Theo Valich from Bright Side of News reports the Larrabee wafer that Pat Gelsinger showed off at the Intel Developer Forum in Beijing last week contains 64 Larrabee dies, each measuring around 600 square millimeters. Intel's parallel computing chip is massive, and the production costs of these chips must be pretty high.
Valich guesstimates Larrabee has between 1.65 billion and 1.75 billion transistors, if correct that's about 300 million more than NVIDIA's GT200 GPU. He believes such a part will cost at least $350-450.
According to our sources, first Larrabee chips will be built using 45nm High-K Hafnium-loving process with a move to 32nm a year after. Now, if Bloomfield die [Core i7] is 263mm2 in size and is consisted out of 731 million transistors, that means that Larrabee's 600mm2 die would end somewhere in the 1.65-1.75B transistor range.
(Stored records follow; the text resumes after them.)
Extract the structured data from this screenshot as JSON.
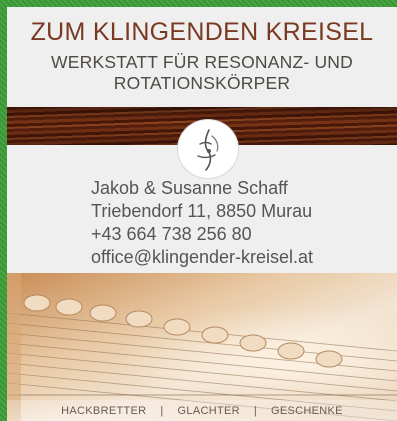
{
  "header": {
    "title": "ZUM KLINGENDEN KREISEL",
    "subtitle_line1": "WERKSTATT FÜR RESONANZ- UND",
    "subtitle_line2": "ROTATIONSKÖRPER"
  },
  "contact": {
    "names": "Jakob & Susanne Schaff",
    "address": "Triebendorf 11, 8850 Murau",
    "phone": "+43 664 738 256 80",
    "email": "office@klingender-kreisel.at"
  },
  "nav": {
    "items": [
      "HACKBRETTER",
      "GLACHTER",
      "GESCHENKE"
    ],
    "separator": "|"
  },
  "colors": {
    "background": "#3f9a3c",
    "title": "#7a3a22",
    "text": "#555553"
  }
}
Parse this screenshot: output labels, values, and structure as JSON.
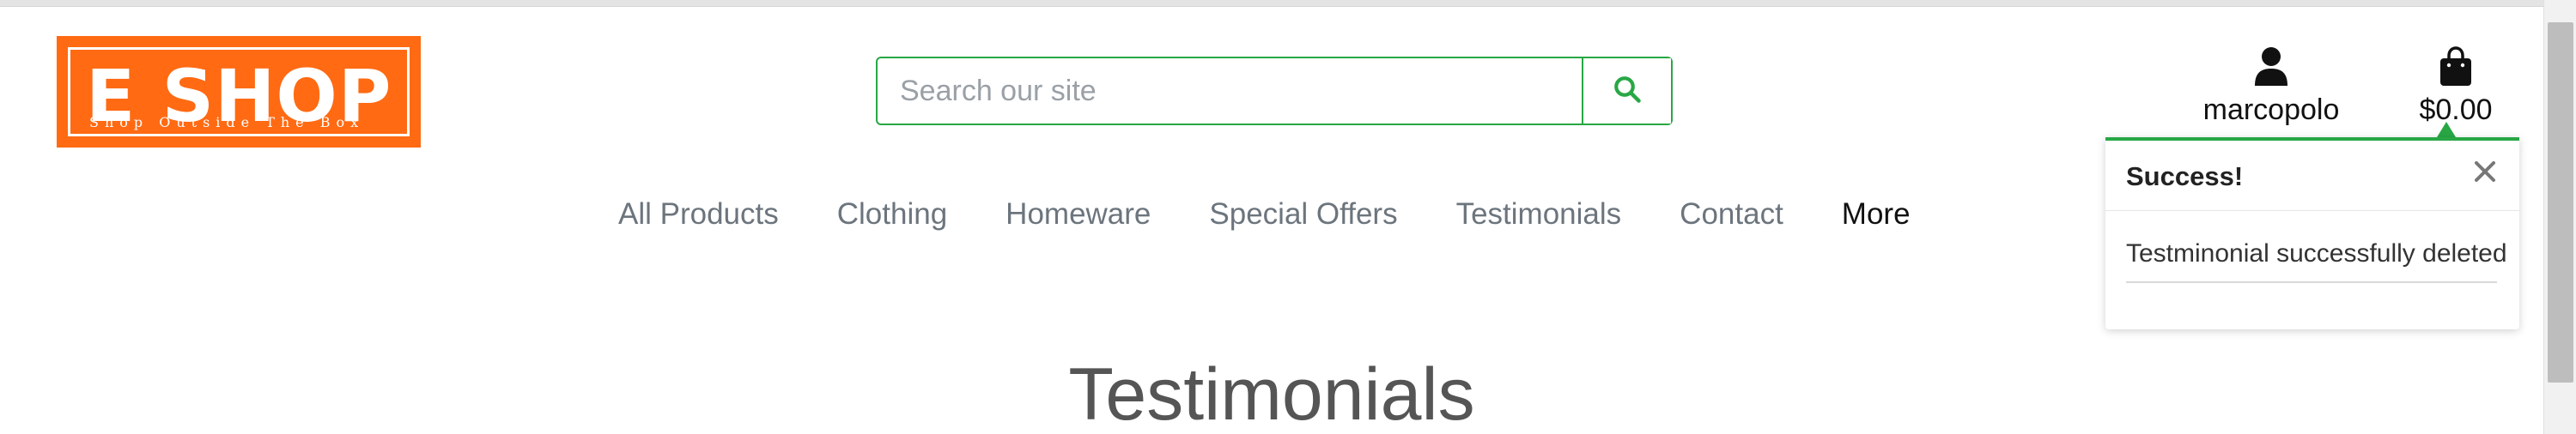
{
  "logo": {
    "title": "E SHOP",
    "tagline": "Shop Outside The Box"
  },
  "search": {
    "placeholder": "Search our site",
    "value": "",
    "icon": "search-icon"
  },
  "account": {
    "username": "marcopolo",
    "icon": "user-icon"
  },
  "cart": {
    "total": "$0.00",
    "icon": "shopping-bag-icon"
  },
  "nav": {
    "items": [
      {
        "label": "All Products"
      },
      {
        "label": "Clothing"
      },
      {
        "label": "Homeware"
      },
      {
        "label": "Special Offers"
      },
      {
        "label": "Testimonials"
      },
      {
        "label": "Contact"
      },
      {
        "label": "More"
      }
    ]
  },
  "page": {
    "title": "Testimonials"
  },
  "toast": {
    "title": "Success!",
    "message": "Testminonial successfully deleted",
    "close_icon": "close-icon"
  },
  "colors": {
    "brand": "#ff6a13",
    "accent": "#28a745",
    "text": "#555555"
  }
}
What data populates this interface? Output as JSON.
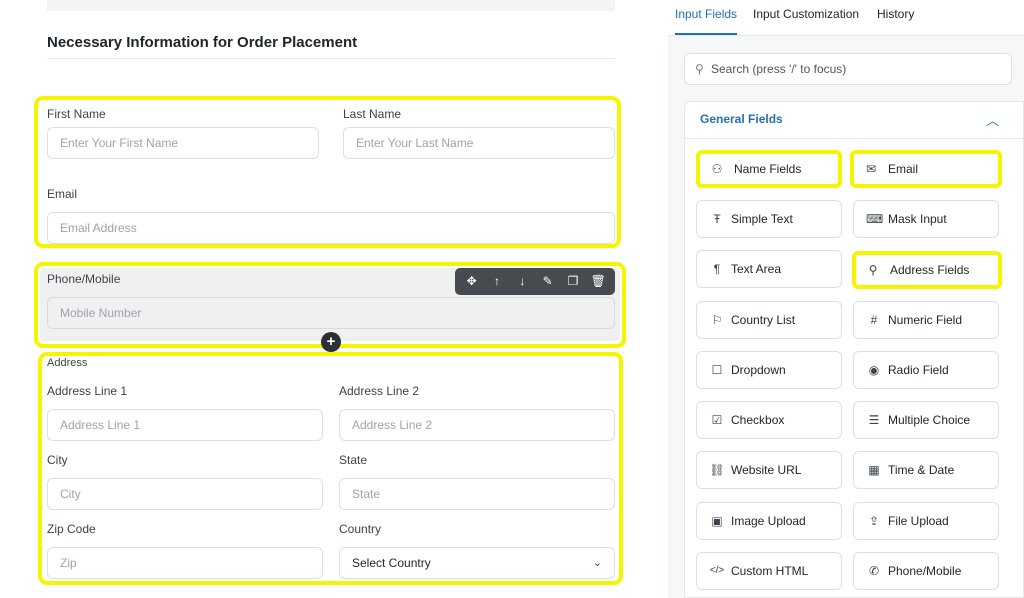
{
  "form": {
    "section_title": "Necessary Information for Order Placement",
    "first_name": {
      "label": "First Name",
      "placeholder": "Enter Your First Name"
    },
    "last_name": {
      "label": "Last Name",
      "placeholder": "Enter Your Last Name"
    },
    "email": {
      "label": "Email",
      "placeholder": "Email Address"
    },
    "phone": {
      "label": "Phone/Mobile",
      "placeholder": "Mobile Number"
    },
    "address": {
      "label": "Address",
      "line1": {
        "label": "Address Line 1",
        "placeholder": "Address Line 1"
      },
      "line2": {
        "label": "Address Line 2",
        "placeholder": "Address Line 2"
      },
      "city": {
        "label": "City",
        "placeholder": "City"
      },
      "state": {
        "label": "State",
        "placeholder": "State"
      },
      "zip": {
        "label": "Zip Code",
        "placeholder": "Zip"
      },
      "country": {
        "label": "Country",
        "value": "Select Country"
      }
    },
    "toolbar_icons": [
      "move-icon",
      "arrow-up-icon",
      "arrow-down-icon",
      "edit-icon",
      "duplicate-icon",
      "trash-icon"
    ],
    "highlight_color": "#f5f500"
  },
  "panel": {
    "tabs": [
      "Input Fields",
      "Input Customization",
      "History"
    ],
    "active_tab": "Input Fields",
    "search_placeholder": "Search (press '/' to focus)",
    "group_title": "General Fields",
    "fields": [
      {
        "label": "Name Fields",
        "icon": "user-icon"
      },
      {
        "label": "Email",
        "icon": "envelope-icon"
      },
      {
        "label": "Simple Text",
        "icon": "text-cursor-icon"
      },
      {
        "label": "Mask Input",
        "icon": "keyboard-icon"
      },
      {
        "label": "Text Area",
        "icon": "paragraph-icon"
      },
      {
        "label": "Address Fields",
        "icon": "map-pin-icon"
      },
      {
        "label": "Country List",
        "icon": "flag-icon"
      },
      {
        "label": "Numeric Field",
        "icon": "hash-icon"
      },
      {
        "label": "Dropdown",
        "icon": "dropdown-icon"
      },
      {
        "label": "Radio Field",
        "icon": "radio-icon"
      },
      {
        "label": "Checkbox",
        "icon": "checkbox-icon"
      },
      {
        "label": "Multiple Choice",
        "icon": "list-icon"
      },
      {
        "label": "Website URL",
        "icon": "link-icon"
      },
      {
        "label": "Time & Date",
        "icon": "calendar-icon"
      },
      {
        "label": "Image Upload",
        "icon": "image-icon"
      },
      {
        "label": "File Upload",
        "icon": "upload-icon"
      },
      {
        "label": "Custom HTML",
        "icon": "code-icon"
      },
      {
        "label": "Phone/Mobile",
        "icon": "phone-icon"
      }
    ],
    "accent_color": "#2271b1"
  }
}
If you're not impressed at the specs of this chip, with its 12 P55C-based cores + Vector units, think again. ATI is testing 40nm manufacturing with RV740, a $99 chip featuring 826 million transistors. Intel's "test" has more than double that. However, the entrance into the world of cGPU or GPGPU won't be that easy. From the hardware side, ATI is currently shipping 959M parts  and 1.92B with their dual-GPU cards [4850X2/4870X2], nVidia ships 1.4B part for almost a year now [GTX260/275/280/285], or 2.8 billion transistor part if you count their dual-GPU part - GeForce GTX295.